▶ _Assigned task_: Search the entries for the word "here". Copy each line in which it is found.

Dataset entries:
┄┄┄┄┄┄┄┄┄┄┄┄┄┄┄┄┄┄┄┄

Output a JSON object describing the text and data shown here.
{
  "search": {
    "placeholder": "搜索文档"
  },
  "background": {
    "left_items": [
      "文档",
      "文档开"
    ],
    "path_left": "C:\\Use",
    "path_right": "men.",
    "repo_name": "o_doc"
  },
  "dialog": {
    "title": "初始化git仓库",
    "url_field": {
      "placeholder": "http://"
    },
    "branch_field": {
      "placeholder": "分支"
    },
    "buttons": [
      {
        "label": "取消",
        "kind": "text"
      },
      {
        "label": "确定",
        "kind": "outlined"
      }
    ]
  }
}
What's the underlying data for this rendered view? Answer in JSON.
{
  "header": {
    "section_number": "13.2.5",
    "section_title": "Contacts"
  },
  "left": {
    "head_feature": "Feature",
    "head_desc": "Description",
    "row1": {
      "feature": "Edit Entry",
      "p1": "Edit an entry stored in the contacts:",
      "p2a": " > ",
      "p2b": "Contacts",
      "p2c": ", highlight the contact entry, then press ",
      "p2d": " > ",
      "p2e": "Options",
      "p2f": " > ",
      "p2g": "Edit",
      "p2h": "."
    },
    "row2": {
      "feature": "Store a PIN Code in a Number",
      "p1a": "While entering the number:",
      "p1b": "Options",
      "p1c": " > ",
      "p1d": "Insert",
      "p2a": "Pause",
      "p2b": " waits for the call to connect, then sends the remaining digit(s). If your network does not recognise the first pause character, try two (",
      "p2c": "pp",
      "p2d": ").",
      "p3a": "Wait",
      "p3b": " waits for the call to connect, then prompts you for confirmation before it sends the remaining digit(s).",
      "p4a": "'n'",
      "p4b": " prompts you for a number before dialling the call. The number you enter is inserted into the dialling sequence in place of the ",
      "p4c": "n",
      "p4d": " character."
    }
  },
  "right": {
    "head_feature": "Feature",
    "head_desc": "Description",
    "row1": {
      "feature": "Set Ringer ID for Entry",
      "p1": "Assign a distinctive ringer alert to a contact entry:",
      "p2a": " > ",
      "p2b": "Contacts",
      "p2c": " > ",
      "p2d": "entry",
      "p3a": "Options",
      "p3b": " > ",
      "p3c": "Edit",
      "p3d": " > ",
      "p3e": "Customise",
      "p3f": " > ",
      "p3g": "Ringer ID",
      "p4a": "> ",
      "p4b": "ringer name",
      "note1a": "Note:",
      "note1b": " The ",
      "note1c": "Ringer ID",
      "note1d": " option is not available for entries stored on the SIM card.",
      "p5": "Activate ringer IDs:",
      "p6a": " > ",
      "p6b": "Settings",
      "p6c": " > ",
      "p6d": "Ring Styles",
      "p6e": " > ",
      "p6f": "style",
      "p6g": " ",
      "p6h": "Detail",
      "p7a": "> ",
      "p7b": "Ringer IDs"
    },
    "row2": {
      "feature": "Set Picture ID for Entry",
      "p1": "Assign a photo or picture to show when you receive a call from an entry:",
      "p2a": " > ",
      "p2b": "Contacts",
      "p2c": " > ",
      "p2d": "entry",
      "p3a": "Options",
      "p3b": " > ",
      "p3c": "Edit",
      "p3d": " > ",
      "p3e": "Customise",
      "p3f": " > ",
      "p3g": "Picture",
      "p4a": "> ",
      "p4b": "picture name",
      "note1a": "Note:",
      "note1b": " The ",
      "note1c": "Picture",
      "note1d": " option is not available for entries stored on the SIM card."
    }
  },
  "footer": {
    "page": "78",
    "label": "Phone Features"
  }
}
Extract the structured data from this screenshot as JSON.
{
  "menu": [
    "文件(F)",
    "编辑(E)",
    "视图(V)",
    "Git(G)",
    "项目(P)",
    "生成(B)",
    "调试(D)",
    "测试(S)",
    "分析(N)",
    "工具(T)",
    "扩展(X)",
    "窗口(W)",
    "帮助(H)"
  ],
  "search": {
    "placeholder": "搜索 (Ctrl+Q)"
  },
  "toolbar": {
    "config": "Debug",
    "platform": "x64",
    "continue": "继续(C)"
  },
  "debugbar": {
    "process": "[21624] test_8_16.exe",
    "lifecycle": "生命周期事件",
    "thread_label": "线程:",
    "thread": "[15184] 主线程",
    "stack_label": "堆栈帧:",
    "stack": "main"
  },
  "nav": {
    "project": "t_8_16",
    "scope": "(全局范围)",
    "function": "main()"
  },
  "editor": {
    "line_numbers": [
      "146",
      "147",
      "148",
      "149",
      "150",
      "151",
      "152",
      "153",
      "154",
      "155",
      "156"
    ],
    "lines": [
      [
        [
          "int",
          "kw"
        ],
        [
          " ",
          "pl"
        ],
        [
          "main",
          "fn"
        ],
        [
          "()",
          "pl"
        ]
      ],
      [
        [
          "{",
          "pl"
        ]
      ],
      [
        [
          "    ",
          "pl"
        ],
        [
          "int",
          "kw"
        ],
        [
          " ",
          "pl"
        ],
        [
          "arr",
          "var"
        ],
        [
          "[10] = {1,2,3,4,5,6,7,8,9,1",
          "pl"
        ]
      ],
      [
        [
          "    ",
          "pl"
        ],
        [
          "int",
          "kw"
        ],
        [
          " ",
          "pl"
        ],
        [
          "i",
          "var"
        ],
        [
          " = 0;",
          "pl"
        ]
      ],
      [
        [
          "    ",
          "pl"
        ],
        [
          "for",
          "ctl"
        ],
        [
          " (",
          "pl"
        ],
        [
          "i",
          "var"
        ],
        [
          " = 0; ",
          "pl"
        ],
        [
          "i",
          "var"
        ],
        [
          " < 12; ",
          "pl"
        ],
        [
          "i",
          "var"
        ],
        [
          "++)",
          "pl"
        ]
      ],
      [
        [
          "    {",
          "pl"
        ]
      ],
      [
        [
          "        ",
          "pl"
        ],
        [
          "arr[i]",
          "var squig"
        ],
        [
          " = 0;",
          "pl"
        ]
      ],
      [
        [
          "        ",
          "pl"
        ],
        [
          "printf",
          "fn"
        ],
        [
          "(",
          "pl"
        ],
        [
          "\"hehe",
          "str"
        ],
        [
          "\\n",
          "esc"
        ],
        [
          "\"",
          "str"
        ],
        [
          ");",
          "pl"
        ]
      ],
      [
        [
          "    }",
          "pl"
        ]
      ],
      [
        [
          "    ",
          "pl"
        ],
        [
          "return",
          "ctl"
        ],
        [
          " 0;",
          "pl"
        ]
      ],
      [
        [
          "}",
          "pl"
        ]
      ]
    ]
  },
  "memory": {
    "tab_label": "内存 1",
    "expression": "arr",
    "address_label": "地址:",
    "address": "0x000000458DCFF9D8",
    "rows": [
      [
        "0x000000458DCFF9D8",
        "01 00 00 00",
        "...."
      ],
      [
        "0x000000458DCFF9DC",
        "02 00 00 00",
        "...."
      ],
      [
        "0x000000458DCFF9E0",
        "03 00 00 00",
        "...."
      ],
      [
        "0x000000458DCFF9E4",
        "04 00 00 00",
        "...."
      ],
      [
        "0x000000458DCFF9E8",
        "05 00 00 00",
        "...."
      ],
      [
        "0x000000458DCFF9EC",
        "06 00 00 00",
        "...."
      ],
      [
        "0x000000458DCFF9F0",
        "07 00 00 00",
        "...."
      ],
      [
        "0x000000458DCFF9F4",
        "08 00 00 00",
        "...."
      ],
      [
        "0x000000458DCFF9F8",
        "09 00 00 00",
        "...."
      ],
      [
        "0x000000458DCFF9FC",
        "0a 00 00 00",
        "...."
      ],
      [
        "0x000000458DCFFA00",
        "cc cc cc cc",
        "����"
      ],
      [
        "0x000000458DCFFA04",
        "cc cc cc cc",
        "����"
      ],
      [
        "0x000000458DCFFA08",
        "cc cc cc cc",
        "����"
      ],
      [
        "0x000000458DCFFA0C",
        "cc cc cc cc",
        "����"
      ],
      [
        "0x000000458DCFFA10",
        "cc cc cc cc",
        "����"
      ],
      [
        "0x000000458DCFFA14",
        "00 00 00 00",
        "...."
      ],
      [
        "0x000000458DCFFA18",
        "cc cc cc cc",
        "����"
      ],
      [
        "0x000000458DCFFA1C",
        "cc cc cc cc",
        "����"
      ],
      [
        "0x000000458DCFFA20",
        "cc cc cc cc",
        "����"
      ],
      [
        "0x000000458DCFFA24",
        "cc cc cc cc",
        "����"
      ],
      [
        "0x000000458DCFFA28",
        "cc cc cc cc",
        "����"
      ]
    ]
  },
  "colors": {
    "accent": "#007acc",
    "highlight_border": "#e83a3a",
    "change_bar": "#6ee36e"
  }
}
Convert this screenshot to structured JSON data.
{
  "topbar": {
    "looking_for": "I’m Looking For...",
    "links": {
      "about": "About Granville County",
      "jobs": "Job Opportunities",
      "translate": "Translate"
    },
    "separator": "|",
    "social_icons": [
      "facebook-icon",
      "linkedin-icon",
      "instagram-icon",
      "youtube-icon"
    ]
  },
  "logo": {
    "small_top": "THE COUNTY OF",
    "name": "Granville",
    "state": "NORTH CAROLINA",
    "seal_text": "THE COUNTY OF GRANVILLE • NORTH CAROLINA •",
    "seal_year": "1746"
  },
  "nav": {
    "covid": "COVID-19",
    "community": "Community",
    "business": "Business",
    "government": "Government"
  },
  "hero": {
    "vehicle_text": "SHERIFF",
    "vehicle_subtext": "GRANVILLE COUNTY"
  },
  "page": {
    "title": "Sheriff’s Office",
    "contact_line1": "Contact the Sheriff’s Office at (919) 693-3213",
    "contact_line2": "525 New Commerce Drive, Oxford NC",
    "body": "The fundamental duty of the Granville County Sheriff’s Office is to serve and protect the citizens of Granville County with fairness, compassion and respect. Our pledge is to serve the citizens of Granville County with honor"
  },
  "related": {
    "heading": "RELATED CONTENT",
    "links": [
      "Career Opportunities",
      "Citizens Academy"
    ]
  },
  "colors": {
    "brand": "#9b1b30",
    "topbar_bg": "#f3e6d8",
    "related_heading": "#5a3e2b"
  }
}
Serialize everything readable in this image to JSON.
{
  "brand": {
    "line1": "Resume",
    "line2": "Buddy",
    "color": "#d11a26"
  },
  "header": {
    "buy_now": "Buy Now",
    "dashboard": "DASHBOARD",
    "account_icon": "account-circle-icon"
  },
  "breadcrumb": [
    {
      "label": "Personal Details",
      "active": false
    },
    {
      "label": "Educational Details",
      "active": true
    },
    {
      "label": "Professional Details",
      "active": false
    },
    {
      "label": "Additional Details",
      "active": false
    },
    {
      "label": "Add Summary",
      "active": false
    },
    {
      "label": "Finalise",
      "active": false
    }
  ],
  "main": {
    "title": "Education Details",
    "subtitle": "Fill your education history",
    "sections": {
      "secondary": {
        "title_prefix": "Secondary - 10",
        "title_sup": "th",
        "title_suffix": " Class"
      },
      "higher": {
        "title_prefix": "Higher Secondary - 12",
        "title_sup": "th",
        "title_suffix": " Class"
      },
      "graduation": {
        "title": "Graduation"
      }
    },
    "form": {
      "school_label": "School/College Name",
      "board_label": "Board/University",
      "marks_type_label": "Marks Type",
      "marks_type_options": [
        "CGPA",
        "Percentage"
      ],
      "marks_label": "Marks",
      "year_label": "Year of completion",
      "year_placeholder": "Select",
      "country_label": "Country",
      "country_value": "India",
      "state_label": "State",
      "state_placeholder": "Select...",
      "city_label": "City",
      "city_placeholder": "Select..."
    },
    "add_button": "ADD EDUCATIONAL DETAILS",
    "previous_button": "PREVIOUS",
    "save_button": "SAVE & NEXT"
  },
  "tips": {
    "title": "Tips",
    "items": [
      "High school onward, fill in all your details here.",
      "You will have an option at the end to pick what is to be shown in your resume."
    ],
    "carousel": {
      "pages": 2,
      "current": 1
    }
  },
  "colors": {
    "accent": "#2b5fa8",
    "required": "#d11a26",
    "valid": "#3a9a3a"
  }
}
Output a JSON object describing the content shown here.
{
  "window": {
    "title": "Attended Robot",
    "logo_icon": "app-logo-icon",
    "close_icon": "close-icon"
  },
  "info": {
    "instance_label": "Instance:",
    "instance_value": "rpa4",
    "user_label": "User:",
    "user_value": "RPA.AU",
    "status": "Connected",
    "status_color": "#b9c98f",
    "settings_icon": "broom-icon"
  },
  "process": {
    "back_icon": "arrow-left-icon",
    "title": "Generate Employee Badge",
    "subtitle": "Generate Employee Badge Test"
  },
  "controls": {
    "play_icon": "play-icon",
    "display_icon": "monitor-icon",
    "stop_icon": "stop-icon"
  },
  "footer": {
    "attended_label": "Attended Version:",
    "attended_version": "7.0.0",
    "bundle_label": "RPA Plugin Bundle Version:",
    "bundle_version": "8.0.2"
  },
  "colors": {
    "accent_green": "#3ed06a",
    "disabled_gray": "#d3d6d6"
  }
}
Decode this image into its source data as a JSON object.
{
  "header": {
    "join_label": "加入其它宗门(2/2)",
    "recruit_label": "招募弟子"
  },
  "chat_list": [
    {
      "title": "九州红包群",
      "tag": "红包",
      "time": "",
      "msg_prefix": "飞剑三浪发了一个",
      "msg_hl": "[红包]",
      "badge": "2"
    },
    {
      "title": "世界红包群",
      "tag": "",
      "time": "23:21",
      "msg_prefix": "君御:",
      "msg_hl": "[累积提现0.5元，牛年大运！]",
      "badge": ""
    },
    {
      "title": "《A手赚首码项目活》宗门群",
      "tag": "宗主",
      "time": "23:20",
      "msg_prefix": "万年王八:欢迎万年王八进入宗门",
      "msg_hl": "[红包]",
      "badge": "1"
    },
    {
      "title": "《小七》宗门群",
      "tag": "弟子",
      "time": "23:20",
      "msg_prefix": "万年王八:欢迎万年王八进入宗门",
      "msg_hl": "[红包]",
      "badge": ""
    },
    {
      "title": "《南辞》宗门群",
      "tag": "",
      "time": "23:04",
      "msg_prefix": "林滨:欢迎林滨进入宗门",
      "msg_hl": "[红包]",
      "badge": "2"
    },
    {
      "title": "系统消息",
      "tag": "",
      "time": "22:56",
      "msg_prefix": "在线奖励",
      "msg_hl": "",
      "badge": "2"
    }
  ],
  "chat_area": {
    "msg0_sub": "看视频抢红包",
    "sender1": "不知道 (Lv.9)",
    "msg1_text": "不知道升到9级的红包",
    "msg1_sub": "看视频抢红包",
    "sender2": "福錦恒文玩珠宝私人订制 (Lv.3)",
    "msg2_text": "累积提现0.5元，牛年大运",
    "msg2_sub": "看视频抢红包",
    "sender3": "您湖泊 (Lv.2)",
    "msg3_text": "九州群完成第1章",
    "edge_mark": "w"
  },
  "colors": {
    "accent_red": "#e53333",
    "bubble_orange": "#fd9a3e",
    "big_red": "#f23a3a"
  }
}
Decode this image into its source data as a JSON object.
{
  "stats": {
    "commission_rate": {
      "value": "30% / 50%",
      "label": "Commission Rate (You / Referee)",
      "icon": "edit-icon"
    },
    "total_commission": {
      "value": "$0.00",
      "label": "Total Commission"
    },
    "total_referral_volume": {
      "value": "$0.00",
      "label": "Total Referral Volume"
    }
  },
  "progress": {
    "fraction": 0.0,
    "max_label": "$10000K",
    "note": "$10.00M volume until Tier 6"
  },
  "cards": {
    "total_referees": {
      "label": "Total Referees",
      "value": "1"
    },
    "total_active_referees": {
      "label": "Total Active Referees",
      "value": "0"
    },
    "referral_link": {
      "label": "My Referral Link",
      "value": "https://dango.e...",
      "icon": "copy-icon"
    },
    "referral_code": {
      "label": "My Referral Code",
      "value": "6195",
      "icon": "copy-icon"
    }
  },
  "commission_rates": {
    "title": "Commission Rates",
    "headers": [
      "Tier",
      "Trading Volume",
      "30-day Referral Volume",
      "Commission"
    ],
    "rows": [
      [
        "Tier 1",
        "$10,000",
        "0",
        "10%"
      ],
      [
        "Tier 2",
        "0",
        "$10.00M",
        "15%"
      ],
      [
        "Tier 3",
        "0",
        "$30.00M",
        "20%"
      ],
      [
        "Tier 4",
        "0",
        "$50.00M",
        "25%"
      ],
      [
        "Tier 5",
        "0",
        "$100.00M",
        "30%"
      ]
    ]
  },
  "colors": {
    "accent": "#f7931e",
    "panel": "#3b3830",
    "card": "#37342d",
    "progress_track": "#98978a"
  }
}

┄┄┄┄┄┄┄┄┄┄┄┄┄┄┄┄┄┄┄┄

▶ _Output of the task_:
Output a JSON object describing the text and data shown here.
      "High school onward, fill in all your details here.",
Output a JSON object describing the content shown here.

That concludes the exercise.